Monday, September 5, 2016

Book Review:

The Long Way to a Small Angry Planet


Becky Chambers

Genre: Science fiction
Rating: A
Year published: 2014
Date finished: September 4, 2016

On the cover of The Long Way to a Small Planet there is a two word quote from Ann Leckie (author of Ancillary Justice and other books) it says
 Great fun!
Indeed it is. I might describe this book as good new-fashioned space opera. I know, the phrase is good old-fashioned XXXX but this book isn't old fashioned at all.  The protagonist has run away from home (old) but .... is female (newish) and is an adult (now that's different!).  She joins a spaceship crew (kind of old) but ... the crew is multi-species (new) and the aliens are interesting!

The spaceship is called Wayfarer and it makes tunnels in space to allow interplanetary travel.  The captain is Ashby Santoso. He's human and is a good man. He's perhaps the most (or only) stereotypical character in the book. His technicians are Kizzy - an irrepressible woman who seems like a teenager - and Jenks - an adult human who is very, very short and is in love with Lovelace who is the ship's computer. The doctor and chef is known as Dr. Chef because his real name is a huge stream of music that is possible because his species has multiple throats. The pilot, Sissix, is reptilian.

There are lots of aliens and, unlike old-fashioned space opera, they don't fall into "evil" and "good" - they are all complex. The plot is pretty straightforward, it's well done and keeps the pages turning, but it's the characters that really kept me interested.

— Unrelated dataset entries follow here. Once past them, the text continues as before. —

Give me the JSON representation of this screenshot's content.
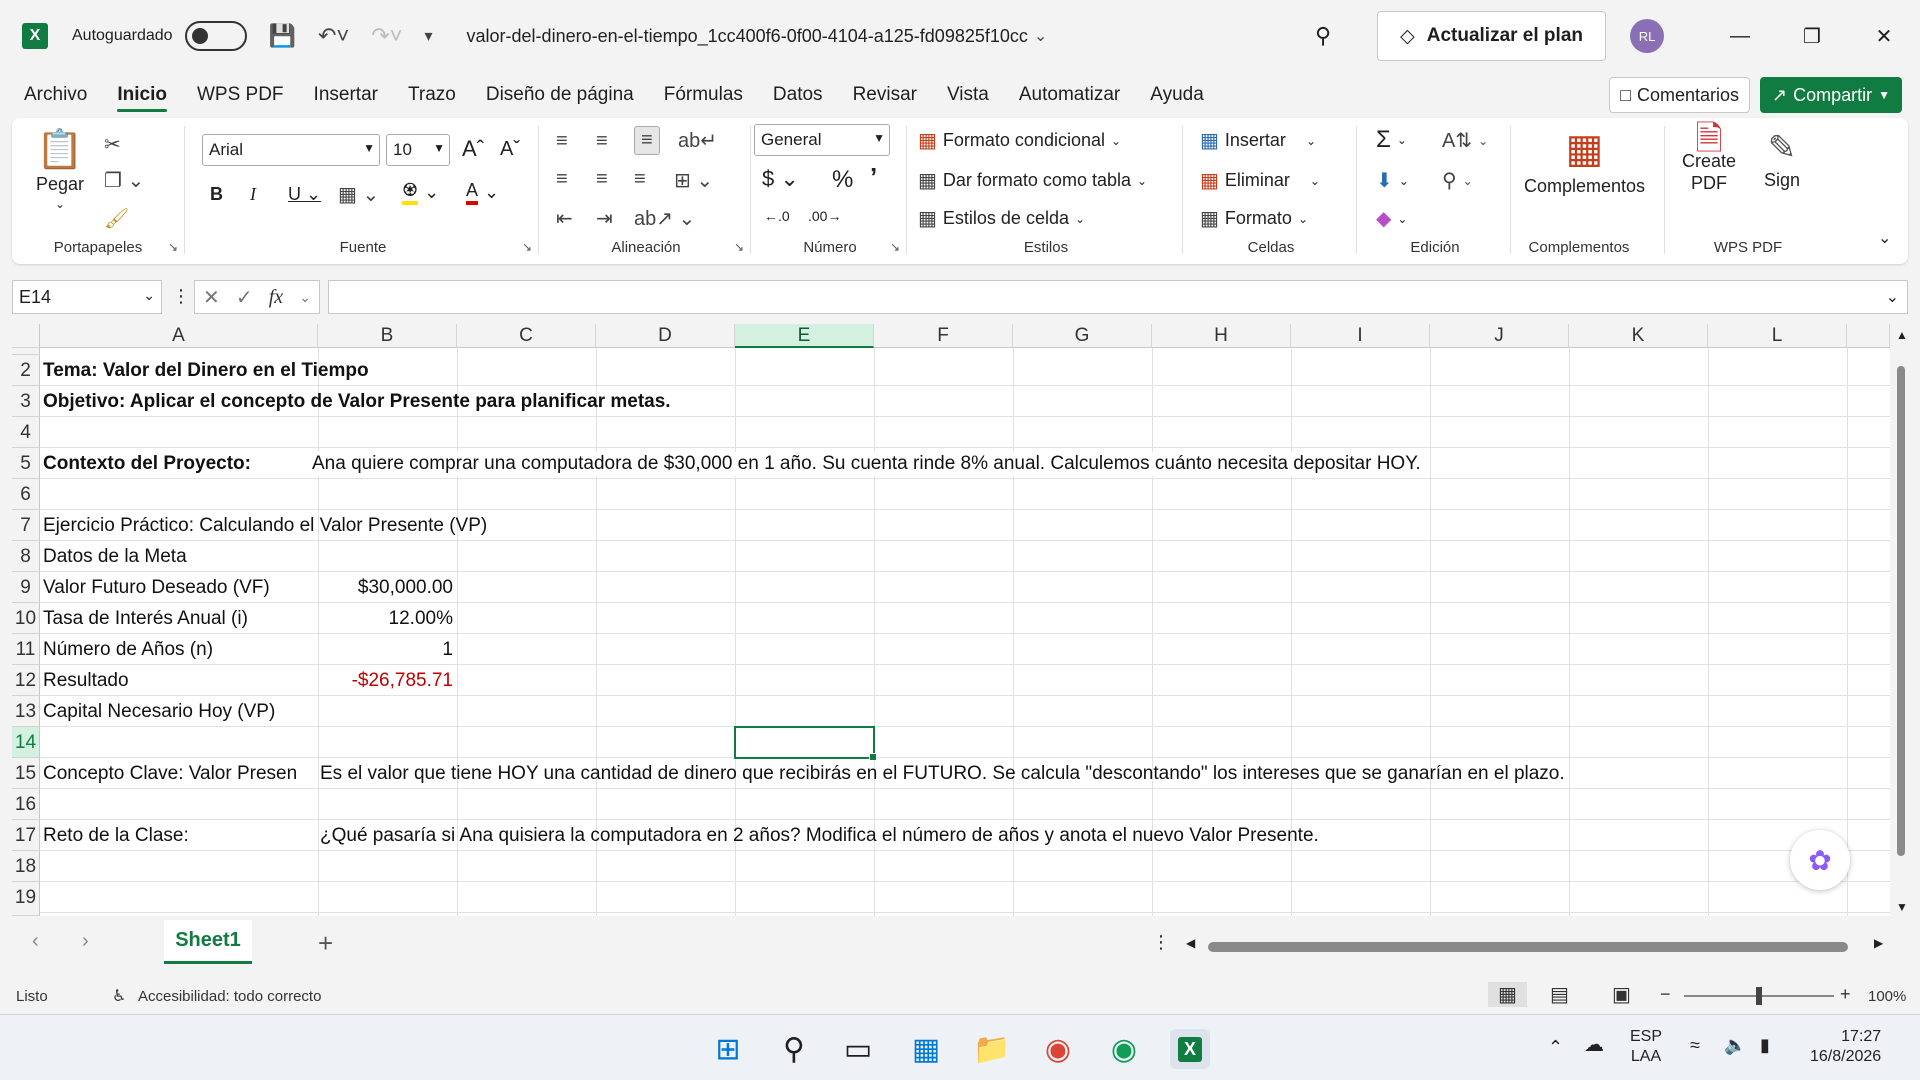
{
  "titlebar": {
    "autosave_label": "Autoguardado",
    "doc_title": "valor-del-dinero-en-el-tiempo_1cc400f6-0f00-4104-a125-fd09825f10cc",
    "upgrade_label": "Actualizar el plan",
    "avatar_initials": "RL"
  },
  "menu": {
    "tabs": [
      "Archivo",
      "Inicio",
      "WPS PDF",
      "Insertar",
      "Trazo",
      "Diseño de página",
      "Fórmulas",
      "Datos",
      "Revisar",
      "Vista",
      "Automatizar",
      "Ayuda"
    ],
    "active": "Inicio",
    "comments_label": "Comentarios",
    "share_label": "Compartir"
  },
  "ribbon": {
    "clipboard": {
      "paste_label": "Pegar",
      "group_label": "Portapapeles"
    },
    "font": {
      "font_name": "Arial",
      "font_size": "10",
      "group_label": "Fuente"
    },
    "alignment": {
      "group_label": "Alineación"
    },
    "number": {
      "format": "General",
      "group_label": "Número"
    },
    "styles": {
      "conditional": "Formato condicional",
      "as_table": "Dar formato como tabla",
      "cell_styles": "Estilos de celda",
      "group_label": "Estilos"
    },
    "cells": {
      "insert": "Insertar",
      "delete": "Eliminar",
      "format": "Formato",
      "group_label": "Celdas"
    },
    "editing": {
      "group_label": "Edición"
    },
    "addins": {
      "label": "Complementos",
      "group_label": "Complementos"
    },
    "wpspdf": {
      "create_line1": "Create",
      "create_line2": "PDF",
      "sign": "Sign",
      "group_label": "WPS PDF"
    }
  },
  "formula": {
    "namebox": "E14",
    "content": ""
  },
  "columns": [
    "A",
    "B",
    "C",
    "D",
    "E",
    "F",
    "G",
    "H",
    "I",
    "J",
    "K",
    "L"
  ],
  "selected_column": "E",
  "rows": [
    "2",
    "3",
    "4",
    "5",
    "6",
    "7",
    "8",
    "9",
    "10",
    "11",
    "12",
    "13",
    "14",
    "15",
    "16",
    "17",
    "18",
    "19"
  ],
  "selected_row": "14",
  "cells": {
    "A2": "Tema: Valor del Dinero en el Tiempo",
    "A3": "Objetivo: Aplicar el concepto de Valor Presente para planificar metas.",
    "A5": "Contexto del Proyecto:",
    "B5": "Ana quiere comprar una computadora de $30,000 en 1 año. Su cuenta rinde 8% anual. Calculemos cuánto necesita depositar HOY.",
    "A7": "Ejercicio Práctico: Calculando el Valor Presente (VP)",
    "A8": "Datos de la Meta",
    "A9": "Valor Futuro Deseado (VF)",
    "B9": "$30,000.00",
    "A10": "Tasa de Interés Anual (i)",
    "B10": "12.00%",
    "A11": "Número de Años (n)",
    "B11": "1",
    "A12": "Resultado",
    "B12": "-$26,785.71",
    "A13": "Capital Necesario Hoy (VP)",
    "A15": "Concepto Clave: Valor Presen",
    "B15": "Es el valor que tiene HOY una cantidad de dinero que recibirás en el FUTURO. Se calcula \"descontando\" los intereses que se ganarían en el plazo.",
    "A17": "Reto de la Clase:",
    "B17": "¿Qué pasaría si Ana quisiera la computadora en 2 años? Modifica el número de años y anota el nuevo Valor Presente."
  },
  "sheets": [
    "Sheet1"
  ],
  "status": {
    "mode": "Listo",
    "accessibility": "Accesibilidad: todo correcto",
    "zoom": "100%"
  },
  "taskbar": {
    "lang_line1": "ESP",
    "lang_line2": "LAA",
    "time": "17:27",
    "date": "16/8/2026"
  },
  "colors": {
    "accent": "#107c41",
    "negative": "#c00000"
  }
}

There are some attempts at higher level meaning in The Long Way to a Small Angry Planet and these aren't bad, but the author is at her best when she sticks to the fun and the story. I am glad that The Long Way to a Small Angry Planet is the first book in a series and amazed that it is the first novel by Becky Chambers. She funded the novel via Kickstarter. She lives in California with her spouse.  Her Twitter handle is  @beckysaysrawr .


  1. I love that the ship's computer is Lovelace. Is the AI female (for Ada)? I know that may not apply (being an artificial intelligence), but a same-gender romance would be a nice touch.

    1. Yes, the AI is presented as female, but I don't think they mention Ada. They call her Lovey.

      There are some same-sex relationships in the book, but not this one.

    2. Ada Lovelace, daughter of Lord Byron, mathematician and early computer programmer.

  2. And the computer language Ada was named after her.

  3. And the computer language Ada was named after her.

  4. I think the book does a decent job of presenting diversity in a good way. Did you catch that even the aliens are neurodiverse? This sure looks like a description of a autistic (or at least roughly similar) Aandrisk to me:

    “No,” Sissix said. “It’s because she can’t socialize well.” “She’s shy?” Rosemary asked. “She’s a rashek. There’s not a word for it in Klip. She’s got a disorder that makes it difficult for her to interact with others. She has trouble understanding other people’s intentions. And she speaks oddly, that much was obvious when I first approached her. I offered to couple with her, but she couldn’t quite bring herself around to that. So, yes, she’s shy, but she also has a hard time figuring other people out.

  5. Wonderful review! I cannot wait to get my hands on this one!!